Could my baby be waking up during the night because she’s hungry?
After 4 months or so, you’ll find that your baby probably won’t need to eat as much during the night. If she’s waking up, crying, and falling asleep as soon as she gets your breast or a bottle, you’ll know she’s not hungry.
If she’s waking up, crying, and ravenously finishing eating, she still needs to be fed at night.
Some babies just need to wake up and feed, then they’ll go back to sleep. Instead of denying the feeding, and having the crying, it’s best to feed her.
Is bringing my baby to bed with me -- co-sleeping – safe?
No. Pediatricians don’t recommend co-sleeping because it raises the risk of smothering, SIDS, and falling off the bed.
If you’re breastfeeding often and you want the baby close, consider putting a bassinet, cradle, or crib nearby. Be sure it meets standards set by the American Academy of Pediatricians.
Is there anything I should do to keep my baby safe while she sleeps?
Yes. To reduce the risk of your baby suffocating, strangling, or having SIDS:
- Lay your baby on her back to sleep.
- Place her to sleep on a firm crib mattress with a tight-fitting sheet.
- Remove pillows, blankets, toys, and crib bumpers from the bed.
- Don’t smoke around her.
- Breastfeed her as long as you can.
- Offer her a pacifier at nap time and bedtime.
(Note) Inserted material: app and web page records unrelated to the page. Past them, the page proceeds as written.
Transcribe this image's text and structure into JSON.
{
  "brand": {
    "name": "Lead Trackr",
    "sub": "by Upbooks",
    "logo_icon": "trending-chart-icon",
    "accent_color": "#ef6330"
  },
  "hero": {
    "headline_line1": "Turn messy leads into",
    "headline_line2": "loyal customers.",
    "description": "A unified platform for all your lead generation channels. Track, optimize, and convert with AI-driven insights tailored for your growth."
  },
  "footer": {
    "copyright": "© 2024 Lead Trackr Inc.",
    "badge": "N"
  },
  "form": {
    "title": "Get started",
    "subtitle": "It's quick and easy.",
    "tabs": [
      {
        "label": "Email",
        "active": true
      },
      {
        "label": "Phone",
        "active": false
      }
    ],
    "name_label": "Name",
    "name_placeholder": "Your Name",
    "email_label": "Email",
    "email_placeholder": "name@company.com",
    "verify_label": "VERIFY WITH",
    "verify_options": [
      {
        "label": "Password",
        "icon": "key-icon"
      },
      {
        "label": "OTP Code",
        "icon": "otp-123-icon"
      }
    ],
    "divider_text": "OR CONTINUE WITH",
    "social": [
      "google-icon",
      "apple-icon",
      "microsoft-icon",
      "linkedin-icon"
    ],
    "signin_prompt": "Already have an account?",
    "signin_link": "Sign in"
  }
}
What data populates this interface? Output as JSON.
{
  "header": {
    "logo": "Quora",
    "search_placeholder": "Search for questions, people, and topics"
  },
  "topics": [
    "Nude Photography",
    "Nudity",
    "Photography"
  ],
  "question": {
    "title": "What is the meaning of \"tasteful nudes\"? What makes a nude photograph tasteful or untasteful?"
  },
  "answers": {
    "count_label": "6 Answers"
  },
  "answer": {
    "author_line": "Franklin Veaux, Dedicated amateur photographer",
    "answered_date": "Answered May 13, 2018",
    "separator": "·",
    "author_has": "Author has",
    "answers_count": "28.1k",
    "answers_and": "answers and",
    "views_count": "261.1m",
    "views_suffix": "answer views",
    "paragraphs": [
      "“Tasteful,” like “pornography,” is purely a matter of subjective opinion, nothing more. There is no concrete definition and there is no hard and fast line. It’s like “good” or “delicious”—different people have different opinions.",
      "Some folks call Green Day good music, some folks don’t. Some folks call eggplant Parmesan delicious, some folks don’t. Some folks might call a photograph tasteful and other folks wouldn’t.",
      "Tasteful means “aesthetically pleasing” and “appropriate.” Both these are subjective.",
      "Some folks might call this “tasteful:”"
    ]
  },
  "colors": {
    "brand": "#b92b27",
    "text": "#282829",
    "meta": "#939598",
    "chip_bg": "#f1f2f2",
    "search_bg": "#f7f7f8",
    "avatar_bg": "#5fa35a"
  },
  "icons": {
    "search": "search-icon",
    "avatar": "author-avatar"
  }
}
Give your baby a lot of “tummy time” when she’s awake. That means let her play while lying on her stomach. Tummy time helps your baby develop a stronger head and neck so she can lift her face if it is covered.